What to do — For the word "Global", copy every line of the material that includes it.

*** Opening of Record set ***

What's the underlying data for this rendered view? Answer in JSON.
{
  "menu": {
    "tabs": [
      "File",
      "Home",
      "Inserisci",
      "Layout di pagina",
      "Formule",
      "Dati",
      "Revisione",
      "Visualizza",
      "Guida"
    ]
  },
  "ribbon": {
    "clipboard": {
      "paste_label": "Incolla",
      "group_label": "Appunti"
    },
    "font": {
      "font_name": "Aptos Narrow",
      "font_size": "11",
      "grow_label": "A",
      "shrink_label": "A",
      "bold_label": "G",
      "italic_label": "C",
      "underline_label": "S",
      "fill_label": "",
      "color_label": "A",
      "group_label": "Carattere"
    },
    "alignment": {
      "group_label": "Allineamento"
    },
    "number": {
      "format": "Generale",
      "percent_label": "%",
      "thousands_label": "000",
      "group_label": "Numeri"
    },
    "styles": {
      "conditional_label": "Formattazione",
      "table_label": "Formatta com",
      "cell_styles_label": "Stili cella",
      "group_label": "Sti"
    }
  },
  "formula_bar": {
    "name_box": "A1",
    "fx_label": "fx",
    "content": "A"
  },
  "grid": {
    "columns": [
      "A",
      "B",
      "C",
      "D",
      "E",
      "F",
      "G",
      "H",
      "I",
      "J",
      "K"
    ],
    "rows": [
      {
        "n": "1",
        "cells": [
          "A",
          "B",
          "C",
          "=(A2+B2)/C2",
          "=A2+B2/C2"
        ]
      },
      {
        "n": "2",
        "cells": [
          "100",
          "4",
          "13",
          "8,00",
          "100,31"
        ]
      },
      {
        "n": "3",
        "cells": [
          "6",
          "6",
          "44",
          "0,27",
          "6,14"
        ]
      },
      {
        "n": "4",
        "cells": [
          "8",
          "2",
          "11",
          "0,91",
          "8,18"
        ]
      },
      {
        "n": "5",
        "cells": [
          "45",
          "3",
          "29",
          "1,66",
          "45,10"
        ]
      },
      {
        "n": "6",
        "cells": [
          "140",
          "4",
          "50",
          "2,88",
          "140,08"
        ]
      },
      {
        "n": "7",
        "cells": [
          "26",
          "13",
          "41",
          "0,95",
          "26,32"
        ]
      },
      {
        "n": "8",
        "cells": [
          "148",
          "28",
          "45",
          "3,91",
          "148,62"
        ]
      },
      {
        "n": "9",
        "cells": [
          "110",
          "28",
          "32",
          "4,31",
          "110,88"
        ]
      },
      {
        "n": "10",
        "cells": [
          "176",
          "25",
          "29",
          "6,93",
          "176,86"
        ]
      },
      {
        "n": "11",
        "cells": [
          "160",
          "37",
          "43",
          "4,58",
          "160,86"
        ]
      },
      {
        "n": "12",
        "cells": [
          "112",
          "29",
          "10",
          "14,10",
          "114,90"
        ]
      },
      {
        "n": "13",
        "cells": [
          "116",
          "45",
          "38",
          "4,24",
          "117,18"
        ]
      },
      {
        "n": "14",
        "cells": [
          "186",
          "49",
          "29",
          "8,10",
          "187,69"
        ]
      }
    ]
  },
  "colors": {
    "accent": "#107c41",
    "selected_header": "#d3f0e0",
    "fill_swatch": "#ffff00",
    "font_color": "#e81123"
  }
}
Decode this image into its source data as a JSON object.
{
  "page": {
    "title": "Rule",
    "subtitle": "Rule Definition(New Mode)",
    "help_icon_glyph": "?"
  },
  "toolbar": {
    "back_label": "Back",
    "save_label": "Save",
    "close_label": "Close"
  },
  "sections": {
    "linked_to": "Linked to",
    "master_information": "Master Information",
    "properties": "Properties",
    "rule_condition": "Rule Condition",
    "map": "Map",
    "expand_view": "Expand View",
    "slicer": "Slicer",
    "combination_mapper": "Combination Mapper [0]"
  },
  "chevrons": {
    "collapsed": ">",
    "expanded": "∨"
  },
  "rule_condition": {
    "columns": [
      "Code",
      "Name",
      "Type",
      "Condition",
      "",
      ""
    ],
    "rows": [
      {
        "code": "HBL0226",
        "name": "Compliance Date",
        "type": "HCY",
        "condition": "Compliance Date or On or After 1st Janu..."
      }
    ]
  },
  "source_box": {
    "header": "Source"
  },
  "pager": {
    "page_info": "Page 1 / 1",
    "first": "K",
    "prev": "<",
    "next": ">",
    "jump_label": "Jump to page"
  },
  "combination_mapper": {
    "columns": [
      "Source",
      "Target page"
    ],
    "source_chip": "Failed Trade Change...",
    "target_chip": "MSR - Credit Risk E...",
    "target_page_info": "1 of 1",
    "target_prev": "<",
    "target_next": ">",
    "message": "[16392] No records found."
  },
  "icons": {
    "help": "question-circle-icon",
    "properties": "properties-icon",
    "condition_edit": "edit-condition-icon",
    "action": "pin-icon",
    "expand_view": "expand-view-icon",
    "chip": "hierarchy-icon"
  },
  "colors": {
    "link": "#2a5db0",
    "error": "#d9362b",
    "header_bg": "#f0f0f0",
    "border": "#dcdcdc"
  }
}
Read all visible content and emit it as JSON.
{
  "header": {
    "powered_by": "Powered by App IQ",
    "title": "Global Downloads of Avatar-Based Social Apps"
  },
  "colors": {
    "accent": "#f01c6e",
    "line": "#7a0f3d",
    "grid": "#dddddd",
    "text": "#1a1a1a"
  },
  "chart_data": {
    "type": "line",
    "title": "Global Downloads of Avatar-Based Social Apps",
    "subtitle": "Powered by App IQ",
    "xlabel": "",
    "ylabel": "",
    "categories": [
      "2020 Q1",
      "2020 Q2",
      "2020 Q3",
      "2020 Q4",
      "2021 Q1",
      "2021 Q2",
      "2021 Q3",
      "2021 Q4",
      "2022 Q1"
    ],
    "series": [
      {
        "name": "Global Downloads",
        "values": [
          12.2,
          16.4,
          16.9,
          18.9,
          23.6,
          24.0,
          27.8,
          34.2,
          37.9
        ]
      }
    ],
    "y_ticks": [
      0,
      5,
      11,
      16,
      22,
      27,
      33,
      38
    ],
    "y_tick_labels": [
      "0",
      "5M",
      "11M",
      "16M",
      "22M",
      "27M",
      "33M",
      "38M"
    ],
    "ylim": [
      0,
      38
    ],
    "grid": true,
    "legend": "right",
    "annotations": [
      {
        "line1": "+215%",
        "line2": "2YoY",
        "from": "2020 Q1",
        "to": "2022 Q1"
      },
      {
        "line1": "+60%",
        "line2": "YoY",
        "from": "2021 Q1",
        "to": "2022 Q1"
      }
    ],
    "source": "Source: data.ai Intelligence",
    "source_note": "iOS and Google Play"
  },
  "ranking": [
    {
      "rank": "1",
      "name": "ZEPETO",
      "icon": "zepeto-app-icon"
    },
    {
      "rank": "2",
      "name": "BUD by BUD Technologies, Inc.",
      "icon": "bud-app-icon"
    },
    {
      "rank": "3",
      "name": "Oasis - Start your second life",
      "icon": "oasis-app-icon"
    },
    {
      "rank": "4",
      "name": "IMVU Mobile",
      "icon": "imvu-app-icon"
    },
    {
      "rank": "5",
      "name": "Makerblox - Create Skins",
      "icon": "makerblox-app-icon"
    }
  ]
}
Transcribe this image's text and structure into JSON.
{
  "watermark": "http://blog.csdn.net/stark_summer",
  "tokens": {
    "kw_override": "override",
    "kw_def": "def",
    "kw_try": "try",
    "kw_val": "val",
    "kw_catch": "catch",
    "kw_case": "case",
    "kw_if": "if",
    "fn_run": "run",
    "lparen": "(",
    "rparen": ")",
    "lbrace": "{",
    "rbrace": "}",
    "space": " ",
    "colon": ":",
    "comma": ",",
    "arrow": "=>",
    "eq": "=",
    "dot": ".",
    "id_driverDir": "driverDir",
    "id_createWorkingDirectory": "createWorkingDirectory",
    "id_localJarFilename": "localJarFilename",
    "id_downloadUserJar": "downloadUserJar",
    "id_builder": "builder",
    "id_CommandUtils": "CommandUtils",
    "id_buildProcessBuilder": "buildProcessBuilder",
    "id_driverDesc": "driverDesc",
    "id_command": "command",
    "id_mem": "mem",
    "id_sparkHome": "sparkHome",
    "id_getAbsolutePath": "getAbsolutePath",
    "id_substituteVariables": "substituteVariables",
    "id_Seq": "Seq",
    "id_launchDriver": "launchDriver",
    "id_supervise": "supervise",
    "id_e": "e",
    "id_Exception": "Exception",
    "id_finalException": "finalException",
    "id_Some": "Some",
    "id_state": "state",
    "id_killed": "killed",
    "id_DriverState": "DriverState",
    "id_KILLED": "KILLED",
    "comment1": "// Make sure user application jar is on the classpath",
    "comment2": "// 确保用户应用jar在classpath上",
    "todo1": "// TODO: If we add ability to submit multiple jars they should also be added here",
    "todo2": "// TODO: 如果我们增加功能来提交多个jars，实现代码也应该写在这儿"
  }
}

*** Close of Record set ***

Exercise solution —
    "title": "Global Downloads of Avatar-Based Social Apps"
    "title": "Global Downloads of Avatar-Based Social Apps",
        "name": "Global Downloads",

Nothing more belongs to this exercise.